As a platform, Google+ is flexible enough that it could be used to directly create content on the site, i.e being a very crude and restrictive blogging or content management system. Or it could be used twitter style as a news-wire service for head-lines and to advertise off-site content. The most common usage pattern in my input stream seem to be posts which augment off-site content (or on-site re-sharing) with a bit of commentary. The site encourages that as a post is most naturally either a link, a video or some pictures with a bit of accompanying text. This is restrictive, though not as restrictive as the famous 140 character limit of Twitter, but it ensures that post look reasonably good on any channel Google+ supports, the the web-site as well as specialized app based experiences for mobile phones and tablets, which already represent a significant part of the usage.
What Google+ and maybe other similar sites seem to be good at is to remove friction. Users need an account, a profile, an identity to enter the site, but once this hurdle is passed, it is very easy to create or share content and to "engage" with what others have shared by commenting on it. Commenting is as old as web2.0, but outside a single platform (e.g. blogger or YouTube) or without identity syndication, the barrier to entry is just too high for most people. On the publisher or "sharer" side, the barrier is similarly lowered. Setting up a blog or CMS for online publication is daunting and requires a certain level of commitment - having a smooth and good-looking dedicated IOS and Android app challenges even large publishers.

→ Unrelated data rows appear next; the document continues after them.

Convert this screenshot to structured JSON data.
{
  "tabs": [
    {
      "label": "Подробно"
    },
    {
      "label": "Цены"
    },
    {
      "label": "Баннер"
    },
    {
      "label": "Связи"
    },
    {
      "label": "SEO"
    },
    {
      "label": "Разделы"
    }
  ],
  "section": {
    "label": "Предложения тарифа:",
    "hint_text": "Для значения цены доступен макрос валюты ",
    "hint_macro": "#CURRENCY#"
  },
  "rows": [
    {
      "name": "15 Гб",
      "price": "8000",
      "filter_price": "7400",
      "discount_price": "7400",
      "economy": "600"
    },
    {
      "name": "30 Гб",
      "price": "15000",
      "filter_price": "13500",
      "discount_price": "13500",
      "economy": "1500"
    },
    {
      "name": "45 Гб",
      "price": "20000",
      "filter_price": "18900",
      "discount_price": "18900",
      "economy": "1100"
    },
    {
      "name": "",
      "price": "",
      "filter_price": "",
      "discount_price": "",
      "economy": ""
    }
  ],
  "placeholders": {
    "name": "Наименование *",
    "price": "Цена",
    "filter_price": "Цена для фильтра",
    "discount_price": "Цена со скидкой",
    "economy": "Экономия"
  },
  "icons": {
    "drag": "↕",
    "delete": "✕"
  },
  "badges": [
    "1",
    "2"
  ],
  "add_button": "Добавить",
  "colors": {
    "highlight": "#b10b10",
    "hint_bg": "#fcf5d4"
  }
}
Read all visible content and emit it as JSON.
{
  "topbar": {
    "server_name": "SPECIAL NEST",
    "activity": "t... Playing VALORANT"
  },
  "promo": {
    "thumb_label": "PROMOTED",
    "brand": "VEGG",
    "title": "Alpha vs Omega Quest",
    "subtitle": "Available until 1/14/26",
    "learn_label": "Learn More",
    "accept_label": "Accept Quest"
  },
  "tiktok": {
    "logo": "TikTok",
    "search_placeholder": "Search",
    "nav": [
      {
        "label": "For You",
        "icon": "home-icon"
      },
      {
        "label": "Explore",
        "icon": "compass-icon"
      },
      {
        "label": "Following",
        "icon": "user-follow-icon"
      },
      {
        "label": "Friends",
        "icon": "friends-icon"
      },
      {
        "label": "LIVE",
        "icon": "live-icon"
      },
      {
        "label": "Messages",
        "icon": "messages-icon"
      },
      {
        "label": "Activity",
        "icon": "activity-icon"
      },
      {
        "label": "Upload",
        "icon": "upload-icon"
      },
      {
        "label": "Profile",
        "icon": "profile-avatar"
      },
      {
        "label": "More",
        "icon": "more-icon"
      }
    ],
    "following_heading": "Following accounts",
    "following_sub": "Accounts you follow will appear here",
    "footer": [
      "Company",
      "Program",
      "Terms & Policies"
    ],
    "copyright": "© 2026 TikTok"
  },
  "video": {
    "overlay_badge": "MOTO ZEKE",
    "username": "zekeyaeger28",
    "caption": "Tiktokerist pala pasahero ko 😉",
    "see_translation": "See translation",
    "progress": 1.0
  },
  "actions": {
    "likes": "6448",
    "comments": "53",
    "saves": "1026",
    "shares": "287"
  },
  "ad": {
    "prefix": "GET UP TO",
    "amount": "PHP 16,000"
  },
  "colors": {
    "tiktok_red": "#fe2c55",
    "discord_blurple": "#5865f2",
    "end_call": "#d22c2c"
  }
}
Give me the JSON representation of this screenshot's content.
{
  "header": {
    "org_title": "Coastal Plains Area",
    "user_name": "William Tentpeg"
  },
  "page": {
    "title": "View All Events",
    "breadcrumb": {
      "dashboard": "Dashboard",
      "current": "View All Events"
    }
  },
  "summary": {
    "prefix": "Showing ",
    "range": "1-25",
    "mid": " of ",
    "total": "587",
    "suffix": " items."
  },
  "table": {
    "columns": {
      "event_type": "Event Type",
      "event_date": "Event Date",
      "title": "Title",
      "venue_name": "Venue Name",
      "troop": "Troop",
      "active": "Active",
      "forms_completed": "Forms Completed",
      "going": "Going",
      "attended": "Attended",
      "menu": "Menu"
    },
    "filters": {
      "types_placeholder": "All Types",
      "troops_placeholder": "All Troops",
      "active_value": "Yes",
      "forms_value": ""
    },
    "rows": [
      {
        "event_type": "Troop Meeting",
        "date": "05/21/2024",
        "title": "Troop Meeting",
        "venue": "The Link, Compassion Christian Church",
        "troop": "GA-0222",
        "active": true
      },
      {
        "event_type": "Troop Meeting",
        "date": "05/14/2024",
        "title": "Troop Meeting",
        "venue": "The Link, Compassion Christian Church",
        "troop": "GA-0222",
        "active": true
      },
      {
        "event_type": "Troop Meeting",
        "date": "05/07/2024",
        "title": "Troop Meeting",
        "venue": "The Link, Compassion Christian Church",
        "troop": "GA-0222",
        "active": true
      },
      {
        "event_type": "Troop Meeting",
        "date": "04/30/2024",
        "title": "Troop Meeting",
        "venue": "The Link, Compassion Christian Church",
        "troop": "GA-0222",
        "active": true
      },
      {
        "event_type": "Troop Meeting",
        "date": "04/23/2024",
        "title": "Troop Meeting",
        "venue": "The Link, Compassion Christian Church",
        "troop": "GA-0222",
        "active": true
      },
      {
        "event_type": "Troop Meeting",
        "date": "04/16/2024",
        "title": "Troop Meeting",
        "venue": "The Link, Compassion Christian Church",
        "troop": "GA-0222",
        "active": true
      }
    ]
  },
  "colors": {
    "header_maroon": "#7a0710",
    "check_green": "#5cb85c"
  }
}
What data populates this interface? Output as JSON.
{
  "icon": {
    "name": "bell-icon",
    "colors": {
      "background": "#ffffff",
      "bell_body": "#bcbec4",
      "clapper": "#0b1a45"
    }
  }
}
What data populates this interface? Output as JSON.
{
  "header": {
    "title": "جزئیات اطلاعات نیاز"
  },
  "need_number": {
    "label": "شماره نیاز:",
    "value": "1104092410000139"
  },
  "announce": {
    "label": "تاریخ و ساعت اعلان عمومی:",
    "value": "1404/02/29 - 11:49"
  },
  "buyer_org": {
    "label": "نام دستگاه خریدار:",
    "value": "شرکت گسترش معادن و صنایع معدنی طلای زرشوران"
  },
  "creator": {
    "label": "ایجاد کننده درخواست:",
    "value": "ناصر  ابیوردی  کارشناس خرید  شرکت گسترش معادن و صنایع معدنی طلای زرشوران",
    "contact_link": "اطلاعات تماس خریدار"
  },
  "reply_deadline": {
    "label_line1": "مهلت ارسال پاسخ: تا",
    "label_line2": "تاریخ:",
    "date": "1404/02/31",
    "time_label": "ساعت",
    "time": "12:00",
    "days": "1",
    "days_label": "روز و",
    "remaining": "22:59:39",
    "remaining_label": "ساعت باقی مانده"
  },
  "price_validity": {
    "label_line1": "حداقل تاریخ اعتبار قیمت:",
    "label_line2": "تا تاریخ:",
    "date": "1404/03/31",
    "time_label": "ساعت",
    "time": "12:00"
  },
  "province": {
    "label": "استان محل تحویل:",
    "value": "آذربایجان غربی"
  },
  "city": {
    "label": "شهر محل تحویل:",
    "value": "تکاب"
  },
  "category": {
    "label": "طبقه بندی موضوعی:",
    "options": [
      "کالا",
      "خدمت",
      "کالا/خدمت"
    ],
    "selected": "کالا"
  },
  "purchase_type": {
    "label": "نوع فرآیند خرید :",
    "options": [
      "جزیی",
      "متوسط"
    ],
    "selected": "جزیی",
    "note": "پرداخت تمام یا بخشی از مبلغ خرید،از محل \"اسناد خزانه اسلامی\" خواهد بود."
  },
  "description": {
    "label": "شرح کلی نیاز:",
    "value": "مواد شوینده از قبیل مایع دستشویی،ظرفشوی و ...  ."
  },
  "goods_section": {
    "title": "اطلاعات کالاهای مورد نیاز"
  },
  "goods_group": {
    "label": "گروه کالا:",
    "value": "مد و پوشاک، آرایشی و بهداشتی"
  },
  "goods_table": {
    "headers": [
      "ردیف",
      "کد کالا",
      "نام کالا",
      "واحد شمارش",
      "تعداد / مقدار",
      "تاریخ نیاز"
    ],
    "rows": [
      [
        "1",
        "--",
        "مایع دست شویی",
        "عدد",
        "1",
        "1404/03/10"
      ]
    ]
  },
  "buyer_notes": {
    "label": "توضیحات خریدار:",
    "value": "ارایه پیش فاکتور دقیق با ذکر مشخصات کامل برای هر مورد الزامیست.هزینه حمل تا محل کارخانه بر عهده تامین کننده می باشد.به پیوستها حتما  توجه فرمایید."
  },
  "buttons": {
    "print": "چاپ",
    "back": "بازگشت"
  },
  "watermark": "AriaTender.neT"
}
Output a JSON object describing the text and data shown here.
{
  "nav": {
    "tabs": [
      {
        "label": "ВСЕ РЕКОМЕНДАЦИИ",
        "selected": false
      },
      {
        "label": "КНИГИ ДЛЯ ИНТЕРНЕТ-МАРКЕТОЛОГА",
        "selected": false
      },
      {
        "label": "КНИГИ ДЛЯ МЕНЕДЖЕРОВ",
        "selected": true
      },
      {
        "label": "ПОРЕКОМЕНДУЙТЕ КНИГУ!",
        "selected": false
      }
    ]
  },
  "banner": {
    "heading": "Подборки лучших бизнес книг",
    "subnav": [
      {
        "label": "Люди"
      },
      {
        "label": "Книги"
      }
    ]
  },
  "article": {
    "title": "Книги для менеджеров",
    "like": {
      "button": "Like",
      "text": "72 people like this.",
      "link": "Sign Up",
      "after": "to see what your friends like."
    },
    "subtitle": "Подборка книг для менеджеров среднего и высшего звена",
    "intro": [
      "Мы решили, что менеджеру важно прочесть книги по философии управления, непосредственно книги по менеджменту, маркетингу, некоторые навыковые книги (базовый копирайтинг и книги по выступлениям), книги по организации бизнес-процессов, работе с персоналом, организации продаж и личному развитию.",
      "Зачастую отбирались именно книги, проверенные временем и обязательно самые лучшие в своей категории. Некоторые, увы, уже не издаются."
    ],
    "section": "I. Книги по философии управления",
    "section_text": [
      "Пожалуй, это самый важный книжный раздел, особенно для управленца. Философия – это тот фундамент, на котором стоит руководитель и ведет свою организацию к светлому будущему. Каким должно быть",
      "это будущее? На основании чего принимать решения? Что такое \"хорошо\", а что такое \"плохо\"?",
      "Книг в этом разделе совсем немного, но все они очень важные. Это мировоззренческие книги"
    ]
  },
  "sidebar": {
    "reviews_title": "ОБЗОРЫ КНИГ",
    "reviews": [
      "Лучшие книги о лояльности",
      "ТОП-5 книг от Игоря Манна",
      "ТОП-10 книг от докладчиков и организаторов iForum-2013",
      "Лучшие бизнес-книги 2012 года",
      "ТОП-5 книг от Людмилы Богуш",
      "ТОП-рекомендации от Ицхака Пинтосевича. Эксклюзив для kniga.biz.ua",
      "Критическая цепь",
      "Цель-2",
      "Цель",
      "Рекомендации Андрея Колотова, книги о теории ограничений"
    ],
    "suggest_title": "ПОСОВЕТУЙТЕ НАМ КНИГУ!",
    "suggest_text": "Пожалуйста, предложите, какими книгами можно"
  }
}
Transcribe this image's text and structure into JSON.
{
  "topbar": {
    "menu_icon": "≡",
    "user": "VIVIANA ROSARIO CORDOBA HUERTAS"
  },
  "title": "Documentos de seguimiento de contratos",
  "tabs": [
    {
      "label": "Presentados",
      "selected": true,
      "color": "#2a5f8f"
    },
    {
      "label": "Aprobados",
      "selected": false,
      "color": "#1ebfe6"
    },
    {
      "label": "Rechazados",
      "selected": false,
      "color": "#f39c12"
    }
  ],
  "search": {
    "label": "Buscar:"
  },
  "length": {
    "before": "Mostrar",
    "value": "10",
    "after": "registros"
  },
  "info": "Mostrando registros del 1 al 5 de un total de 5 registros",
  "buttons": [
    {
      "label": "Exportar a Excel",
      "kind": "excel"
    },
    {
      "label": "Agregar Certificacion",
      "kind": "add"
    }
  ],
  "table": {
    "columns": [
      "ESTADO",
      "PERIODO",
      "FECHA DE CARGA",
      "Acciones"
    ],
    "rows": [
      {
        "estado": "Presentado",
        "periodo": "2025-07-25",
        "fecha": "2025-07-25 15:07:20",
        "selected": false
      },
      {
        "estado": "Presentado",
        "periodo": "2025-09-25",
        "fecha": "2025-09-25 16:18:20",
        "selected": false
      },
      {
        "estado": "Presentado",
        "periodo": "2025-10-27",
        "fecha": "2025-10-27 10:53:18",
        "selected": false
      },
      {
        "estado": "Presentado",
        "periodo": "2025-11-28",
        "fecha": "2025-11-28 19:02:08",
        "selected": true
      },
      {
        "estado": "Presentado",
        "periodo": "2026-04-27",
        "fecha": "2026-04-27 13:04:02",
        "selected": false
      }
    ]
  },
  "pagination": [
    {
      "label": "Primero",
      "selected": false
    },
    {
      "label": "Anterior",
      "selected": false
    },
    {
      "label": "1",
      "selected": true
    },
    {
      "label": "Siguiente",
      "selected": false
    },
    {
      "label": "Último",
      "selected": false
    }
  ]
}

Large and established publishers like traditional media and celebrity blogger, seem to use Google+ mostly as yet another medium to promote their online-brand, maybe adjusting a bit for the culture, tone and style which seem to have emerged among the current users of each platform. But the low barrier to entry for posting content and the emphasis on "sharing" rather than "creating" creates opportunity to act as guide, editor, commentator and curator for online content created by others and many Google+ users seem to do that quite successfully.
In this post from 2 years ago, I had pointed out that curating online content might become one of the next frontiers for helping users to cope with the information overload of the Internet. Maybe Google+ is at its core the first platform which is optimized for editors, commentators, curators and not primarily for content creators?
Is it a new social network? From my current usage and applying a strict old-fashioned definition of a social network as a platform for interaction in some way with people which I know in real life, then no. But in a year, Google+ has managed to become a platform where some users have found a distinctive new voice and been able to build a loyal audience for that. Maybe we just need a new label for that...